A hashrate explosion. That’s what Bitcoin miners have experienced over the past few months. And like clockwork, Bitcoin mining difficulty is skyrocketing higher as well with no end in sight due to several factors:
- Growing network hashrate and more efficient miners: As more miners join the Bitcoin network, the total hashrate (computing power) dedicated to mining increases. Especially when those new miners are brining top of the line equipment online. This leads to a higher mining difficulty, as the protocol adjusts the difficulty to maintain a consistent block production rate of approximately one block every 10 minutes.

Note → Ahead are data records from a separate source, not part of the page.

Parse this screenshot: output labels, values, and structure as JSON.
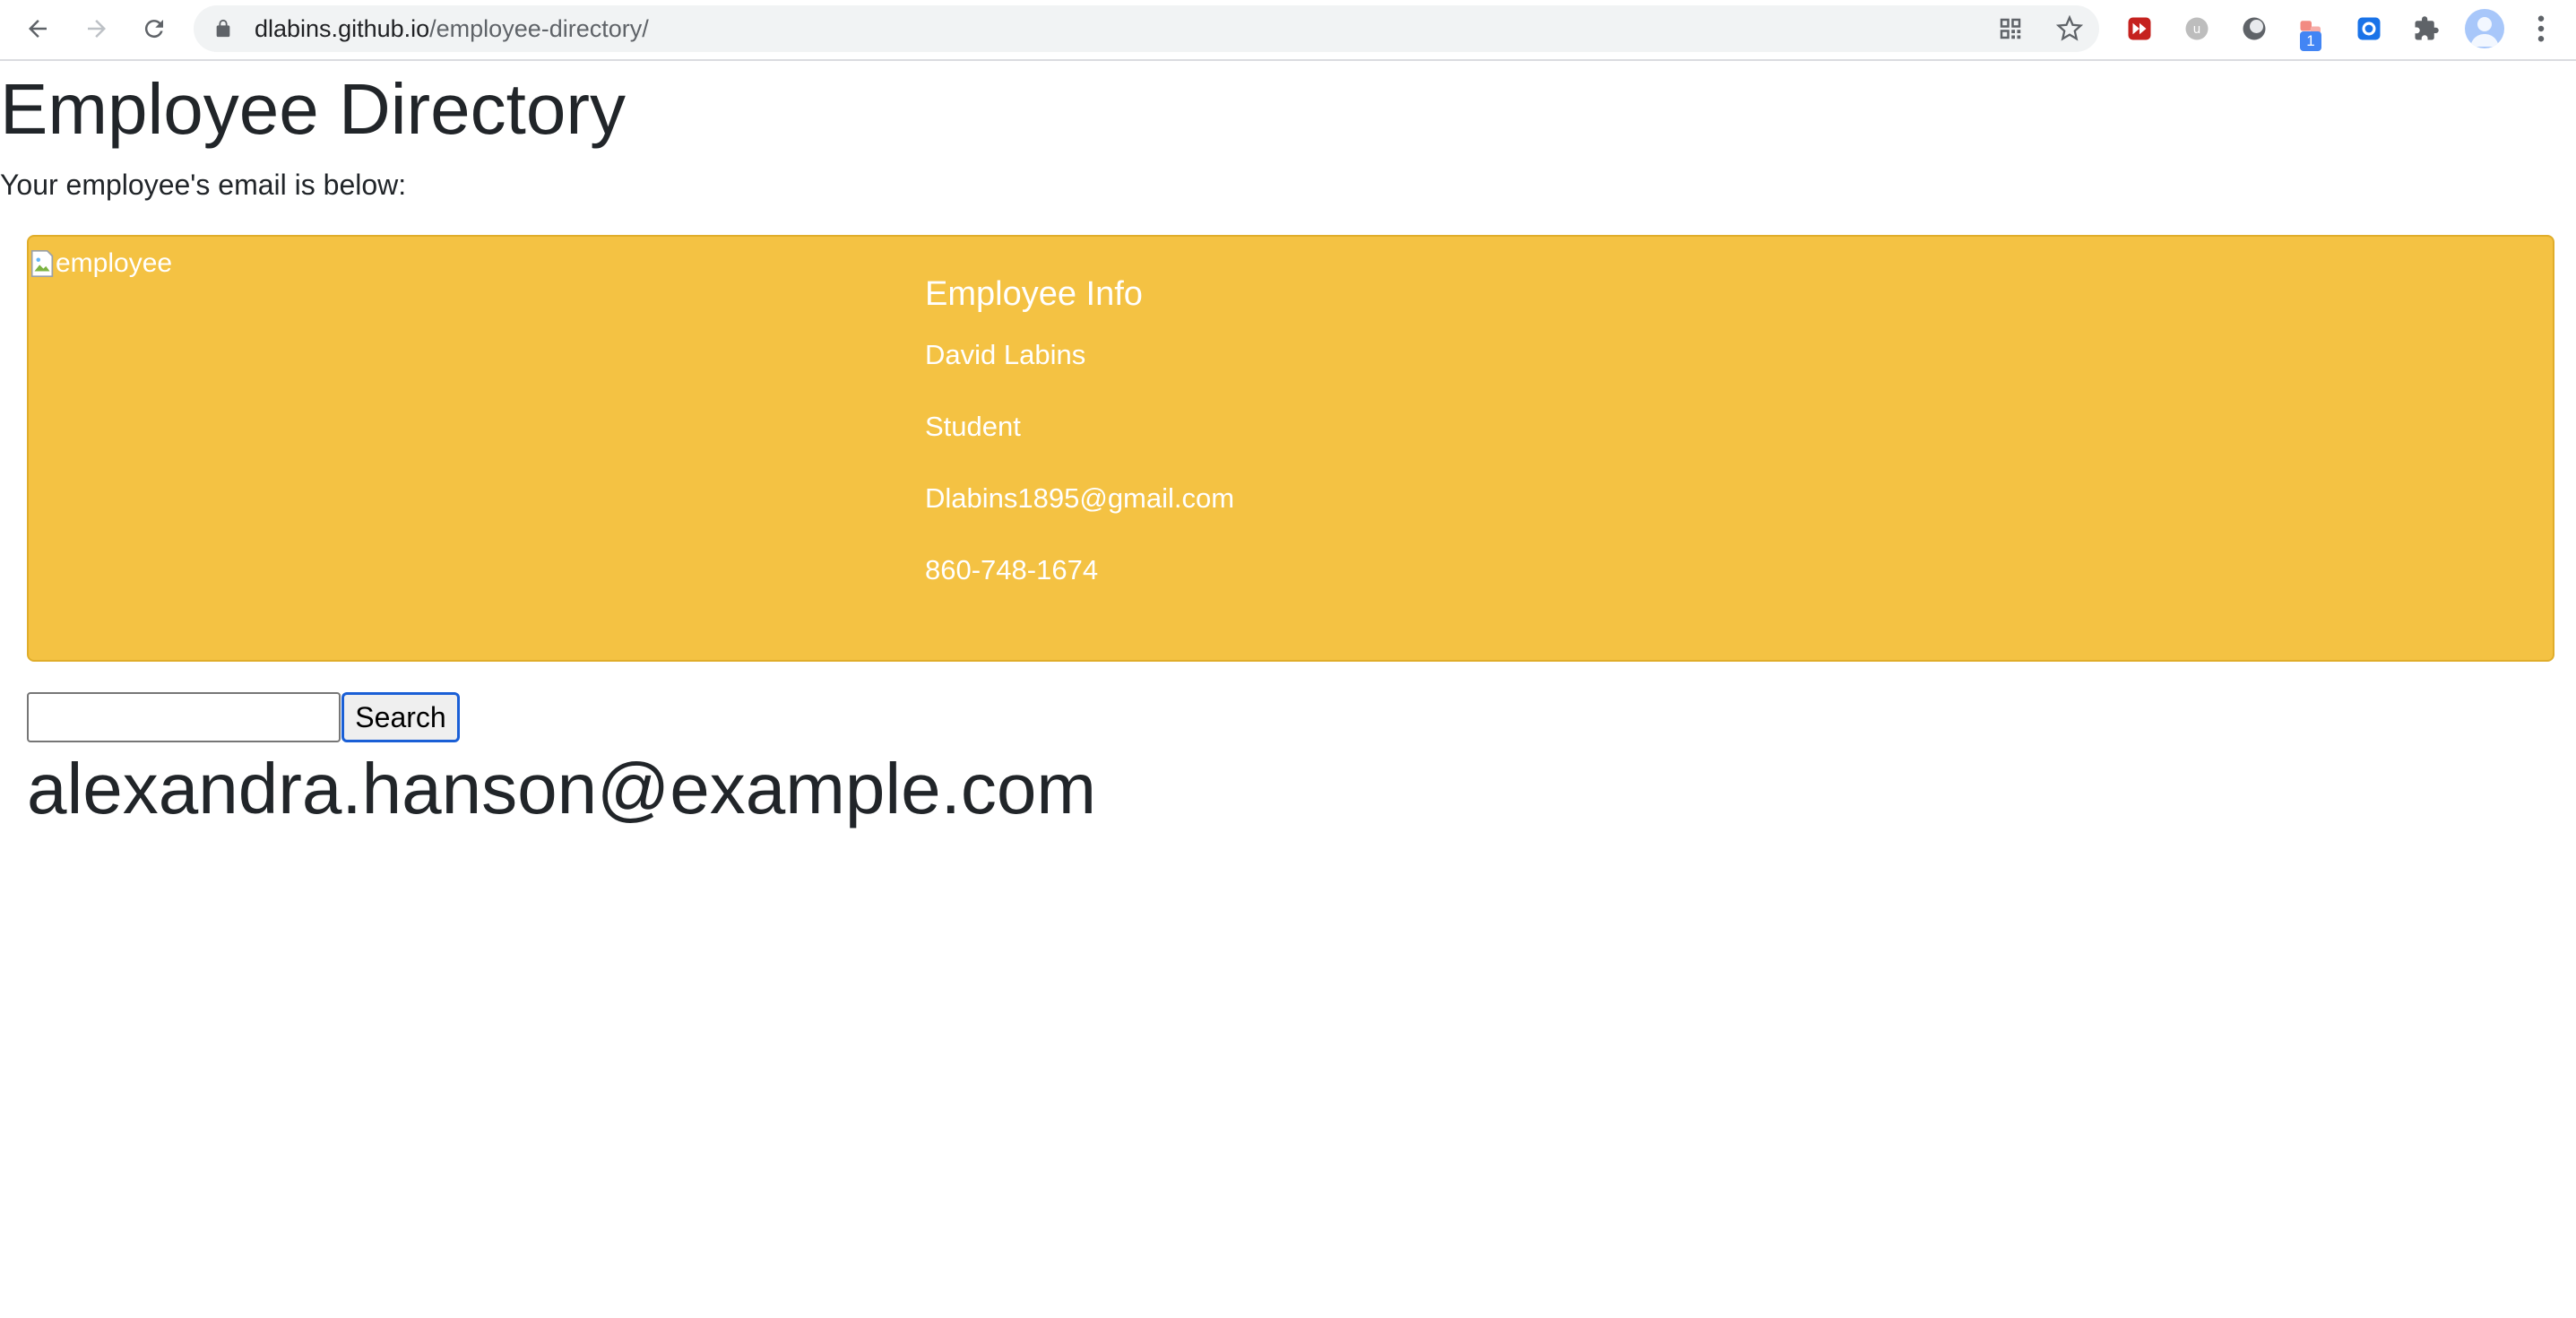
{
  "browser": {
    "url_host": "dlabins.github.io",
    "url_path": "/employee-directory/",
    "extension_badge": "1"
  },
  "page": {
    "title": "Employee Directory",
    "intro": "Your employee's email is below:"
  },
  "card": {
    "image_alt": "employee",
    "heading": "Employee Info",
    "name": "David Labins",
    "role": "Student",
    "email": "Dlabins1895@gmail.com",
    "phone": "860-748-1674",
    "background_color": "#f4c243"
  },
  "search": {
    "value": "",
    "button_label": "Search"
  },
  "result": {
    "email": "alexandra.hanson@example.com"
  }
}
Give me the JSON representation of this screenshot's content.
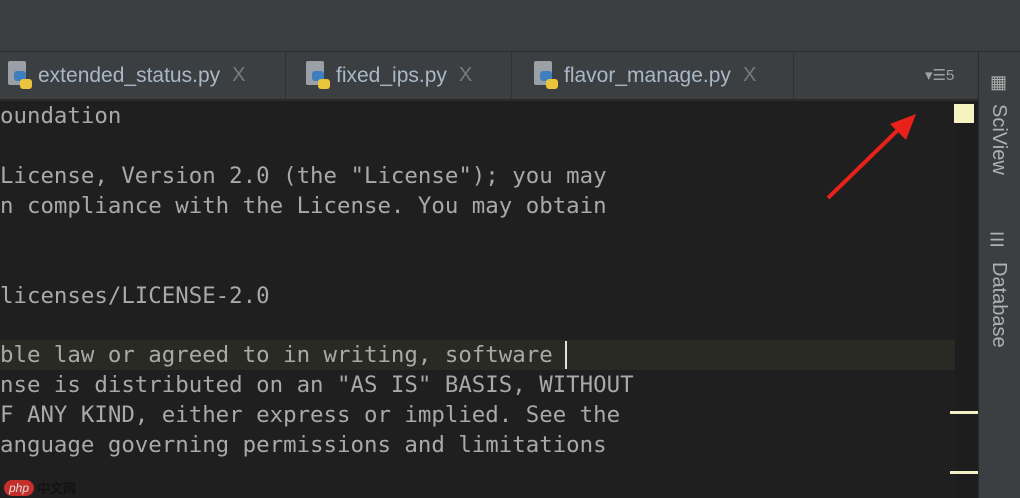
{
  "tabs": [
    {
      "label": "extended_status.py"
    },
    {
      "label": "fixed_ips.py"
    },
    {
      "label": "flavor_manage.py"
    }
  ],
  "tab_close": "X",
  "tab_count": "5",
  "side_tools": {
    "sciview": "SciView",
    "database": "Database"
  },
  "code_lines": [
    "oundation",
    "",
    "License, Version 2.0 (the \"License\"); you may",
    "n compliance with the License. You may obtain",
    "",
    "",
    "licenses/LICENSE-2.0",
    "",
    "ble law or agreed to in writing, software",
    "nse is distributed on an \"AS IS\" BASIS, WITHOUT",
    "F ANY KIND, either express or implied. See the",
    "anguage governing permissions and limitations"
  ],
  "watermark": "php中文网",
  "colors": {
    "annotation_arrow": "#e8221b",
    "error_stripe": "#f6f3c0"
  }
}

The higher the network hashrate, the higher the difficulty.
- Advanced mining infrastructure and aftermarket firmware: Over time, miners have developed more powerful and efficient mining infrastructure and aftermarket firmware such immersion cooling/hydrocooling and LuxOs. The combination of these two developments has allowed miners to push there existing hardware harder for longer while limiting wear and tear.
- Rising Bitcoin price: As the value of Bitcoin increases, mining becomes more profitable, which attracts more miners to the network. This, in turn, increases the network hashrate as less efficient miners become profitable along with mining difficulty. The higher the Bitcoin price, the more likely it is that mining difficulty will continue to rise.
- Global adoption, awareness, and the hunt for the lowest electric rate: The growing global adoption of cryptocurrencies, including Bitcoin, leads to a higher demand for mining resources – especially readily available and inexpensive electricity. As more people become aware of the potential benefits of mining, they are more likely to invest in mining hardware and join the network, thus contributing to the increase in mining difficulty.
- Decreasing block rewards: Every four years, Bitcoin undergoes a “halving” event, where the block reward (newly minted bitcoins) given to miners for successfully adding a new block to the blockchain is reduced by 50%. As block rewards decrease, miners need to become more efficient to remain profitable, which can lead to an increase in mining difficulty as miners compete for the reduced rewards.
It’s important to note that the increase in mining difficulty is an inherent feature of the Bitcoin protocol to ensure a stable and secure network. By adjusting the difficulty, the network ensures that the rate of block production remains consistent despite fluctuations in the total mining power.